### What the task asks
Images aside, return all the entries exactly.

(Web page and app entries)
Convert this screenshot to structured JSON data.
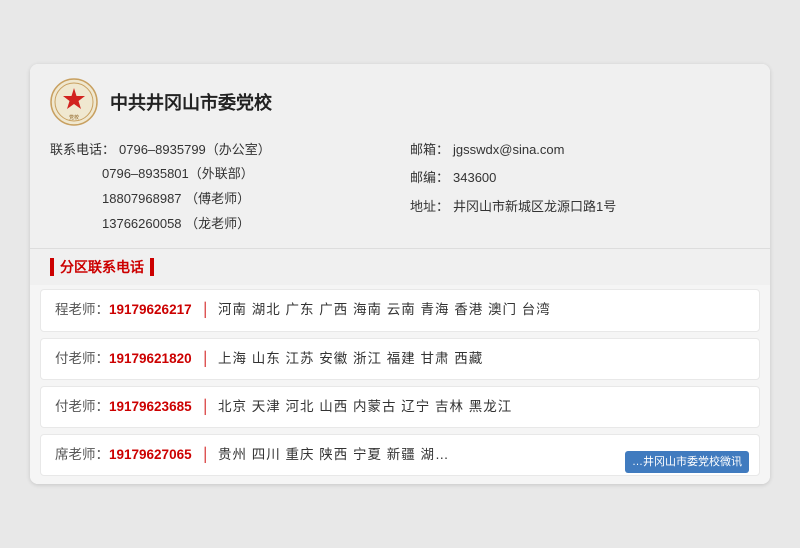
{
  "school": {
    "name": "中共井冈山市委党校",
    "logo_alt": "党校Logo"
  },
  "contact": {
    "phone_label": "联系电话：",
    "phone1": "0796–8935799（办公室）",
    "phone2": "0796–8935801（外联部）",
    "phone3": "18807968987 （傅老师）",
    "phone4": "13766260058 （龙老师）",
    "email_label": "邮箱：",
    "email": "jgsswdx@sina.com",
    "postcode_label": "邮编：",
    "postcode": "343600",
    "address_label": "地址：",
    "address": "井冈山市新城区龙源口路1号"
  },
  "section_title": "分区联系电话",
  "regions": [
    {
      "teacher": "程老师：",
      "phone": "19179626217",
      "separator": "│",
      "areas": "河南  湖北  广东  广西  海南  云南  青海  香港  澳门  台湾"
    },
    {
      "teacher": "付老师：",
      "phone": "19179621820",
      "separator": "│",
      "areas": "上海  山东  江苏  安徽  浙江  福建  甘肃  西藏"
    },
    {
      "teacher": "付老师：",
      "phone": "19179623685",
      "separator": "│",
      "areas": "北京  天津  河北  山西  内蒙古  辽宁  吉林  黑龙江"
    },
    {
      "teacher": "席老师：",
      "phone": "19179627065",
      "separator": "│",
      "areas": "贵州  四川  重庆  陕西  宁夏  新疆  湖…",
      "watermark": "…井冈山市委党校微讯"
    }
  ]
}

### Answer area
Convert this screenshot to structured JSON data.
{
  "school": {
    "name": "中共井冈山市委党校",
    "logo_alt": "党校Logo"
  },
  "contact": {
    "phone_label": "联系电话：",
    "phone1": "0796–8935799（办公室）",
    "phone2": "0796–8935801（外联部）",
    "phone3": "18807968987 （傅老师）",
    "phone4": "13766260058 （龙老师）",
    "email_label": "邮箱：",
    "email": "jgsswdx@sina.com",
    "postcode_label": "邮编：",
    "postcode": "343600",
    "address_label": "地址：",
    "address": "井冈山市新城区龙源口路1号"
  },
  "section_title": "分区联系电话",
  "regions": [
    {
      "teacher": "程老师：",
      "phone": "19179626217",
      "separator": "│",
      "areas": "河南  湖北  广东  广西  海南  云南  青海  香港  澳门  台湾"
    },
    {
      "teacher": "付老师：",
      "phone": "19179621820",
      "separator": "│",
      "areas": "上海  山东  江苏  安徽  浙江  福建  甘肃  西藏"
    },
    {
      "teacher": "付老师：",
      "phone": "19179623685",
      "separator": "│",
      "areas": "北京  天津  河北  山西  内蒙古  辽宁  吉林  黑龙江"
    },
    {
      "teacher": "席老师：",
      "phone": "19179627065",
      "separator": "│",
      "areas": "贵州  四川  重庆  陕西  宁夏  新疆  湖…",
      "watermark": "…井冈山市委党校微讯"
    }
  ]
}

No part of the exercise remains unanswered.